Filter the entries, keeping every line with the string "date".

# Dataset records
▬▬▬

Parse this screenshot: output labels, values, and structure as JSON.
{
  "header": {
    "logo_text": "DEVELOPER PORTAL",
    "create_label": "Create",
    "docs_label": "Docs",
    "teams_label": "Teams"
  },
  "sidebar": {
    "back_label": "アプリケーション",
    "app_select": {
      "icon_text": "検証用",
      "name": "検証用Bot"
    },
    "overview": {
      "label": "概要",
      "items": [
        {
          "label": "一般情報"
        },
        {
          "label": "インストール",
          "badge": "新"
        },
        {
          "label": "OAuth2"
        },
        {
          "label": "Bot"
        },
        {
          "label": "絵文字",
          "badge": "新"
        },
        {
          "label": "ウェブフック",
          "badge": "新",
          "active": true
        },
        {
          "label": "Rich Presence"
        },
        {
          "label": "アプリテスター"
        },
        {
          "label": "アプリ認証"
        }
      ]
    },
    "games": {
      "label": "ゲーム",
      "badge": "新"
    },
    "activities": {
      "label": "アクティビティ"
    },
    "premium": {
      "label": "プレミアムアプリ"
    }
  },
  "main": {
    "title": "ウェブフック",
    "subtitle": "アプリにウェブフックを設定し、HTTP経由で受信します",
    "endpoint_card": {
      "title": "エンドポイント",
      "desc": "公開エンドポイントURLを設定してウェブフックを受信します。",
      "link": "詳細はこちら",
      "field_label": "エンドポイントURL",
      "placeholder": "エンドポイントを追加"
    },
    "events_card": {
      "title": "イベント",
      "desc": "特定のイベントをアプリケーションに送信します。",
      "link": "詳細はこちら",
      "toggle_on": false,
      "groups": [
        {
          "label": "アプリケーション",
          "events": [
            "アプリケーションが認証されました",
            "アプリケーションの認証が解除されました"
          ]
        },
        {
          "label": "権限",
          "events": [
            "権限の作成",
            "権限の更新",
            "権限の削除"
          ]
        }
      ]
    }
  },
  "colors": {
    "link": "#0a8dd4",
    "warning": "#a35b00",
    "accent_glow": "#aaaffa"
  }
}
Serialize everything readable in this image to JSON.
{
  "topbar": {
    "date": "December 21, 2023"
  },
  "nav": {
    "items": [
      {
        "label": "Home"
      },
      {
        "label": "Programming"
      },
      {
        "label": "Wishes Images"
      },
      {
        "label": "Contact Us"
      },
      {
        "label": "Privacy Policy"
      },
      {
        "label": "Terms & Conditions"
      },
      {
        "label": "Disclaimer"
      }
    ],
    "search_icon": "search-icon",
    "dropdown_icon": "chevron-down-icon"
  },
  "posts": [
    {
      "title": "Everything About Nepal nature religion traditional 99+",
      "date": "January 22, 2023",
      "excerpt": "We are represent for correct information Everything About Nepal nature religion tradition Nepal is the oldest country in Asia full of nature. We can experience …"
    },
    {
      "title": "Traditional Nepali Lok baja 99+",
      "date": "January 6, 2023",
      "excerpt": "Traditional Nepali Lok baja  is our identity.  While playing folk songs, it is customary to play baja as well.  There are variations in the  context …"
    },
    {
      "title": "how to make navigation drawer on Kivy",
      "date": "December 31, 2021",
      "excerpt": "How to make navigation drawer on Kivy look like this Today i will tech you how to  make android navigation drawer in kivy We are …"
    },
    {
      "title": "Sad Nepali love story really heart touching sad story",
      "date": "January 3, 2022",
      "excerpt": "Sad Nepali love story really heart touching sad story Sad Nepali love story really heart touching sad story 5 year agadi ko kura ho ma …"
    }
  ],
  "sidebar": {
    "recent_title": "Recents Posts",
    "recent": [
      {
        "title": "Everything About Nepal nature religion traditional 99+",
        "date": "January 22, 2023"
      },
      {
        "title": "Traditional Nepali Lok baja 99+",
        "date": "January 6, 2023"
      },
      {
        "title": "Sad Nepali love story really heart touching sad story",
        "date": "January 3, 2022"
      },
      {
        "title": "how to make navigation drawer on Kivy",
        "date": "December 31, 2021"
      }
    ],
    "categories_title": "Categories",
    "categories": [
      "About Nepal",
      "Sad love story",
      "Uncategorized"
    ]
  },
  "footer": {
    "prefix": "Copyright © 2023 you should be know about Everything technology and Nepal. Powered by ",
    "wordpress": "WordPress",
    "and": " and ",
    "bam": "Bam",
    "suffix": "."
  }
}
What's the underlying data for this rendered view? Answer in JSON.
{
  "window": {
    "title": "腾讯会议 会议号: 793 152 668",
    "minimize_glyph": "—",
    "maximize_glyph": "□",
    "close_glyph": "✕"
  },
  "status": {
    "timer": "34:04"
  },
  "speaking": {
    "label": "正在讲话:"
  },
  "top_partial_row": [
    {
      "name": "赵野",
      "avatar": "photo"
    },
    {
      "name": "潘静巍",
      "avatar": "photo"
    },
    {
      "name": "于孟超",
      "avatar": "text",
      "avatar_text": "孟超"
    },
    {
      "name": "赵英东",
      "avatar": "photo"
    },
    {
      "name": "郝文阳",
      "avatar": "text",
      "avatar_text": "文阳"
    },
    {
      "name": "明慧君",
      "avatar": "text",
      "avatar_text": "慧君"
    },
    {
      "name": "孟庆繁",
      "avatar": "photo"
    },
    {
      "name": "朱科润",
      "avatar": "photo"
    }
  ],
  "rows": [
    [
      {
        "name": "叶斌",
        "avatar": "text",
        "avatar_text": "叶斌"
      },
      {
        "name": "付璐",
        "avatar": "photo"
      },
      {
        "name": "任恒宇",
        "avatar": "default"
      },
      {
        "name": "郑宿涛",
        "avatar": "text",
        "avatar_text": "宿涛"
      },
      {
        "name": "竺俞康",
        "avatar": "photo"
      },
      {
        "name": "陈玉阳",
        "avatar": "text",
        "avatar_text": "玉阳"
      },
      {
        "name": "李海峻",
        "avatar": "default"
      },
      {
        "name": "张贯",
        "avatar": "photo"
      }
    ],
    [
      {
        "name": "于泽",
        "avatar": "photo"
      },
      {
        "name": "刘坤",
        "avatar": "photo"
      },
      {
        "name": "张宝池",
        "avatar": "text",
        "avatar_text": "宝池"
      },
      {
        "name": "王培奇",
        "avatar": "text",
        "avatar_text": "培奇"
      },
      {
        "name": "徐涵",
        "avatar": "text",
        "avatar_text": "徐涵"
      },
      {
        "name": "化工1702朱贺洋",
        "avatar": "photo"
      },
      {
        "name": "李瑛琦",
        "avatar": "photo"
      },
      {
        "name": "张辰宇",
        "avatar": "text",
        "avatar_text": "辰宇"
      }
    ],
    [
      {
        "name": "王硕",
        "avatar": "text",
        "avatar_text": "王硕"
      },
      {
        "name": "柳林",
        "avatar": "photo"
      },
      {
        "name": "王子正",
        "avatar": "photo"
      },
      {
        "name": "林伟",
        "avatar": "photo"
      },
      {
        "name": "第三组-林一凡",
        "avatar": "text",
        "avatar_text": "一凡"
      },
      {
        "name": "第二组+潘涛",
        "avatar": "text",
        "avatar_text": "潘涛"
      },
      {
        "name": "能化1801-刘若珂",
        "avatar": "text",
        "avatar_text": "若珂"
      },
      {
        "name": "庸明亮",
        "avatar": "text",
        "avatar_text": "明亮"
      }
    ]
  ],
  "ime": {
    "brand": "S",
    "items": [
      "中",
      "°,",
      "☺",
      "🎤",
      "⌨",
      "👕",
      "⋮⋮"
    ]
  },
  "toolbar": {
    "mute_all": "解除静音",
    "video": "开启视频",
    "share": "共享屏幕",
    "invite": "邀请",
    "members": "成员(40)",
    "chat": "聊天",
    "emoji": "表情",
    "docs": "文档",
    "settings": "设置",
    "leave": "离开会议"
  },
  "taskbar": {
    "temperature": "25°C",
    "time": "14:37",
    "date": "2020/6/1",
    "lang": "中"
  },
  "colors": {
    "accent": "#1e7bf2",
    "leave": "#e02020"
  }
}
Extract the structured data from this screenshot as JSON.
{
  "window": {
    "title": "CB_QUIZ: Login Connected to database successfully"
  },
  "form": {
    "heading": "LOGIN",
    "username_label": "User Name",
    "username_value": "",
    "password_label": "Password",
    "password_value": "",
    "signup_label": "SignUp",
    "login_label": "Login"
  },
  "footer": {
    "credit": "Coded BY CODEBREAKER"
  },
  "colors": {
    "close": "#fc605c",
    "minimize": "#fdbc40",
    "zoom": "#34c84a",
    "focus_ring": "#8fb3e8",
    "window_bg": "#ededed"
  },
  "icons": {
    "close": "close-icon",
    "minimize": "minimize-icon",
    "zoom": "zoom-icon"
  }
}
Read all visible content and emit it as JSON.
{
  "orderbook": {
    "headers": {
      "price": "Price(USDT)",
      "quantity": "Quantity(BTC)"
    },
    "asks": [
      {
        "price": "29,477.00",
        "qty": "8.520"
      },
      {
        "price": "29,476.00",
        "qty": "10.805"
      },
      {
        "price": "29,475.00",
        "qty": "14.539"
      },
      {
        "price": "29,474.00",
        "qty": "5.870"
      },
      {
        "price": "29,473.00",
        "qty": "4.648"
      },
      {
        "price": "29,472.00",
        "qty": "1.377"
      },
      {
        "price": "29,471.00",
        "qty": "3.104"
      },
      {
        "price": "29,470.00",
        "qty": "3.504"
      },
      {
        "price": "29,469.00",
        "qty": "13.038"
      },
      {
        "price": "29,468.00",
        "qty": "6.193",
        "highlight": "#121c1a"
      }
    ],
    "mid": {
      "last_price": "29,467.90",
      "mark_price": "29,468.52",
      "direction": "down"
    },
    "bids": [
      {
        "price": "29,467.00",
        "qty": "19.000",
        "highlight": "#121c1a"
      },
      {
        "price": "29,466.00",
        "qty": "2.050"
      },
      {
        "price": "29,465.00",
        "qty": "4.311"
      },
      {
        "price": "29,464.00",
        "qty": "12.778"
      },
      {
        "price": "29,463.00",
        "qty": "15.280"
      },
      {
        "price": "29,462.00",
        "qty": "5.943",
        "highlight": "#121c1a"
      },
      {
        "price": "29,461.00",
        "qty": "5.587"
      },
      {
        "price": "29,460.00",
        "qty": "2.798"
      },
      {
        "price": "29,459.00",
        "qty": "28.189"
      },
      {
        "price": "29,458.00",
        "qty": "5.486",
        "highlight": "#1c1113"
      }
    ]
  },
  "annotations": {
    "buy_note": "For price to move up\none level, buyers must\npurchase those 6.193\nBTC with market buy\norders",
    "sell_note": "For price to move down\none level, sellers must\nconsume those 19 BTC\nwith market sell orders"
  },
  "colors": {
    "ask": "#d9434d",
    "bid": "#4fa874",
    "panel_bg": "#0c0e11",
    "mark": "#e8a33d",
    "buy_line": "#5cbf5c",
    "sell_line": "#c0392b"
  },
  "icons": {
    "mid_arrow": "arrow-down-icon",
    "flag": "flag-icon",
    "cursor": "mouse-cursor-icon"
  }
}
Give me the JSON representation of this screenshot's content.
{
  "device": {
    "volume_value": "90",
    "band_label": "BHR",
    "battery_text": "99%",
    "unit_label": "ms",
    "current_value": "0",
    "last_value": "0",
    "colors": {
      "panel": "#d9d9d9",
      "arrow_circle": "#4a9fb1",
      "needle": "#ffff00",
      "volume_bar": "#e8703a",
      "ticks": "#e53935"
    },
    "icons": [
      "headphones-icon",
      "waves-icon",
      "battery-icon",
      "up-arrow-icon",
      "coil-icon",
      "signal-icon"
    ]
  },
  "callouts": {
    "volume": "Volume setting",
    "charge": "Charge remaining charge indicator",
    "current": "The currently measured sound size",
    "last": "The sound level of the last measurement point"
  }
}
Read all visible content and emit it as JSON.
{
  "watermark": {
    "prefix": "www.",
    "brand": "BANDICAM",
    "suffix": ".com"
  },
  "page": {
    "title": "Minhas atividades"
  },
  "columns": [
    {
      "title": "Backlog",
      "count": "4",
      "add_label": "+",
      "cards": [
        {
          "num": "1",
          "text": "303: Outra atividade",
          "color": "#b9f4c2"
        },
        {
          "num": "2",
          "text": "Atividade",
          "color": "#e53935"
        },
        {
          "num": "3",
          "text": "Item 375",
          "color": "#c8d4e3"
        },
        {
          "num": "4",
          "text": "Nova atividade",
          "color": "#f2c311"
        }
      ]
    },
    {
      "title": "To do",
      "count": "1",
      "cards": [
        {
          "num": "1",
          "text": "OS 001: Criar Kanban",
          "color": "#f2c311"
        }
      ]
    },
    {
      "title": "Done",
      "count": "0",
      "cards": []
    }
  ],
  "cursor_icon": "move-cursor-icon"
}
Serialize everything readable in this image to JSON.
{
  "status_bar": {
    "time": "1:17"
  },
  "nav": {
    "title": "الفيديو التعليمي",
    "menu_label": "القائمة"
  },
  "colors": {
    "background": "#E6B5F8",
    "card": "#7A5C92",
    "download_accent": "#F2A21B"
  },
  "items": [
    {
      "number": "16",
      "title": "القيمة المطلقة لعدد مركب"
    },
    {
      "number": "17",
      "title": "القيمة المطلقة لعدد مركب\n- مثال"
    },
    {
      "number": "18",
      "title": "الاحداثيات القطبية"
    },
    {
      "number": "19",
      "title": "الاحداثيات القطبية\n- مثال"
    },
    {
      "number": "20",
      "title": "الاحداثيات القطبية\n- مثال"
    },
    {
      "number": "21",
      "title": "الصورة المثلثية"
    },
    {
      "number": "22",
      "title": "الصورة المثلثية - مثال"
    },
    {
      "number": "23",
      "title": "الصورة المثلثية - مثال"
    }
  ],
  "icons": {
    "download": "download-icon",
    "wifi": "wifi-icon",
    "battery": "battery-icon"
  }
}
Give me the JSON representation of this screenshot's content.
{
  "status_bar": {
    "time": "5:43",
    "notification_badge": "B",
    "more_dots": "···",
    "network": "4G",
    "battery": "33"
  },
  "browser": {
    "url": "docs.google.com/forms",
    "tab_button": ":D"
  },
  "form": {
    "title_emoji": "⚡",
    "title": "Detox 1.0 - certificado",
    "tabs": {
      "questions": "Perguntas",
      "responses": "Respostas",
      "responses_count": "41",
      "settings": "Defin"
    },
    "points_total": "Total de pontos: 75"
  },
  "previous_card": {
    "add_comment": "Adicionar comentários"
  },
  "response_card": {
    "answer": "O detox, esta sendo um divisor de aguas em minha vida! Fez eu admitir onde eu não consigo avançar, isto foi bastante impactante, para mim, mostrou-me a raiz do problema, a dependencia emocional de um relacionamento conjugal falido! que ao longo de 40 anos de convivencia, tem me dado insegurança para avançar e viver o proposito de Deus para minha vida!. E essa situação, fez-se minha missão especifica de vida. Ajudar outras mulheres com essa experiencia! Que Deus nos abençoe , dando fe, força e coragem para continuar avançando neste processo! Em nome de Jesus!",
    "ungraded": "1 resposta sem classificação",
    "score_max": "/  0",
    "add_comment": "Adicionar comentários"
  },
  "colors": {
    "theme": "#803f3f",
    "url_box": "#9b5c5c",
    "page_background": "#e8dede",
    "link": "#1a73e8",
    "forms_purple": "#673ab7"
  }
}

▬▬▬

# Solution to this problem
    "date": "December 21, 2023"
      "date": "January 22, 2023",
      "date": "January 6, 2023",
      "date": "December 31, 2021",
      "date": "January 3, 2022",
        "date": "January 22, 2023"
        "date": "January 6, 2023"
        "date": "January 3, 2022"
        "date": "December 31, 2021"
    "date": "2020/6/1",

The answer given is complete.